A team of investigators at Brigham and Women's Hospital (BWH) and the National Institute of Neurological Disorders and Stroke (NINDS) has launched a study of individuals at risk for multiple sclerosis (MS). By focusing on first-degree family members of MS patients, the research team seeks to better understand the sequence of events that leads some people to develop the disease. Their work also sets the stage for developing and testing interventions with which to block the onset of MS. The research team introduces the Genes and Environment in Multiple Sclerosis (GEMS) project, a large prospective natural history study, in a publication in the Annals of Neurology.
"Early detection of MS means the possibility of earlier treatment, which could delay the accumulation of disability," said co-senior author Phil De Jager, MD, PhD, who directs the Program in Translational NeuroPsychiatric Genomics at the Ann Romney Center for Neurologic Diseases at BWH. "Our long-term goal is to map out the sequence of events leading from health to disease, in order to be able to identify and intervene early in individuals at high-risk of MS."
The GEMS study leverages the outreach efforts of patient advocacy groups such as the National Multiple Sclerosis Society, social media tools such as Facebook and electronic communication to recruit first-degree relatives (parent, sibling or child) of people who have been diagnosed with MS. More than 2,600 family members have been recruited from across the U.S. Family members can interact with the study via its Facebook page where updates on the project and MS-related news are shared. The study, which will ultimately enroll 5,000 first-degree relatives, will continue for the next 20 years.
"This first report from the GEMS study is important because it shows that we can recruit the large number of family members that is necessary to perform a well-powered study of MS risk factors," said lead author Zongqi Xia, PhD, of BWH's Ann Romney Center for Neurologic Diseases.
Upon enrollment in the study, participants completed a web-based questionnaire about their medical history, family history, environmental exposures and more. Participants also submitted a saliva sample for DNA extraction.

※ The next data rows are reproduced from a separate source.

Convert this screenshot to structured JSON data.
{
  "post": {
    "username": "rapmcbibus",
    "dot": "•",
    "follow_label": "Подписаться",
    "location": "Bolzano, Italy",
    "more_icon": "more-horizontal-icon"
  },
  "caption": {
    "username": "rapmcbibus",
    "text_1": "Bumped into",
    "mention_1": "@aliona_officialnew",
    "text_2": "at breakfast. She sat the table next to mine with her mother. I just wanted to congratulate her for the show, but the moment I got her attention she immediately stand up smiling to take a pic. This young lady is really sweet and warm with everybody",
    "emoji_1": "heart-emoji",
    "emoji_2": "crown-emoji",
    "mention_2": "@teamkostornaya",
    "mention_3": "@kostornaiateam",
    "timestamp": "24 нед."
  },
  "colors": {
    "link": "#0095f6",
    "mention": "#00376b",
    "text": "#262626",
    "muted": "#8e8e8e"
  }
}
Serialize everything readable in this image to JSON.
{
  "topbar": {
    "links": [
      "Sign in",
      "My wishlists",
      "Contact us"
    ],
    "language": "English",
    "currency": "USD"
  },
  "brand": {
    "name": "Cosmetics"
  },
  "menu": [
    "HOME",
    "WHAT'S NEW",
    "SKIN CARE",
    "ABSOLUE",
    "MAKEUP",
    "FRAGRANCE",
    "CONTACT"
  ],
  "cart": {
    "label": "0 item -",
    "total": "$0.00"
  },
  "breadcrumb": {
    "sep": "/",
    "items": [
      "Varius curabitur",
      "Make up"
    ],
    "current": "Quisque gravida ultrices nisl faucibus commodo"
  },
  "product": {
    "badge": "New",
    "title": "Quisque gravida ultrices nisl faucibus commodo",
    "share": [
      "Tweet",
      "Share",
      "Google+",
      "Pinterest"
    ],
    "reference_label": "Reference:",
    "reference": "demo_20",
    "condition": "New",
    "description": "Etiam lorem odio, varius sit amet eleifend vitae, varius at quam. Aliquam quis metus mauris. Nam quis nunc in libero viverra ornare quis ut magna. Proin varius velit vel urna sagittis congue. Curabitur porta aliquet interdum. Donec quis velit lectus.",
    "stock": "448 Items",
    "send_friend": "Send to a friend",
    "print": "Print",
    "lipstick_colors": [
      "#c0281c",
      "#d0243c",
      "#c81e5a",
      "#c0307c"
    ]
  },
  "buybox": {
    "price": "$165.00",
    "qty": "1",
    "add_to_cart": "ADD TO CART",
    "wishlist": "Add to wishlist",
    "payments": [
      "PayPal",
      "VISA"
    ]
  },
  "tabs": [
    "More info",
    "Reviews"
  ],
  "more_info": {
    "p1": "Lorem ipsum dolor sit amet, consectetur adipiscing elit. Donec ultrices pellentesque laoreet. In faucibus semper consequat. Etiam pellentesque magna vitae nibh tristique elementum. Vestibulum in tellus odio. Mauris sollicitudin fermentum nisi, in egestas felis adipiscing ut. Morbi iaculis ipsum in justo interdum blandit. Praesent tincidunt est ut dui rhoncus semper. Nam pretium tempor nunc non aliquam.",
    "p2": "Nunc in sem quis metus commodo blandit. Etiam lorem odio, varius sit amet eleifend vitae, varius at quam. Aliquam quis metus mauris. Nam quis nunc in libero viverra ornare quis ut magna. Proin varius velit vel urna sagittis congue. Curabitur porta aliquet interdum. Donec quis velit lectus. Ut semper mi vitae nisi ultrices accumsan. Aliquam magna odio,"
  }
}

"Since the disease likely starts many years before the first symptom appears, we do not yet understand how genetic and environmental risk factors come together to trigger MS," said co-senior author Daniel Reich, MD, PhD, of the Division of Neuroimmunology and Neurovirology at the NINDS. "When a patient comes to see a neurologist for the first time, the process of brain inflammation is well underway, since many lesions have few or no symptoms."
Although first-degree relatives are 20 to 40 times more likely to develop MS than the general population, their risk is still low: the researchers estimate that of 10,000 first-degree relatives, only about 62 will be diagnosed with MS over five years. Having a means to predict who is most at risk for developing MS not only means opportunity for early intervention, but also makes clinical trials for new treatments more feasible since the incidence of MS is low in the general population.
In their preliminary analysis, the research team tested a method to calculate an individual's risk of MS, and identified a subset of family members that may have a higher risk of developing MS than the average family member. Although not yet clinically deployable, this risk score could help design long-term studies of higher-risk individuals.
"This report is an important first step. We do not yet have a tool that we can use clinically to predict MS. To develop such tools further, and to develop a platform for testing strategies to prevent the disease altogether, we are expanding GEMS into a larger collaborative study that will accelerate the progress of discovery and bring together a community of investigators to overcome this important challenge," says De Jager. "Overall, the risk of MS remains very small for most family members. The most effective therapies for MS will ultimately be those that prevent its onset, as halting inflammation and disease progression are much more difficult once the disease has become established."
Brigham and Women's Hospital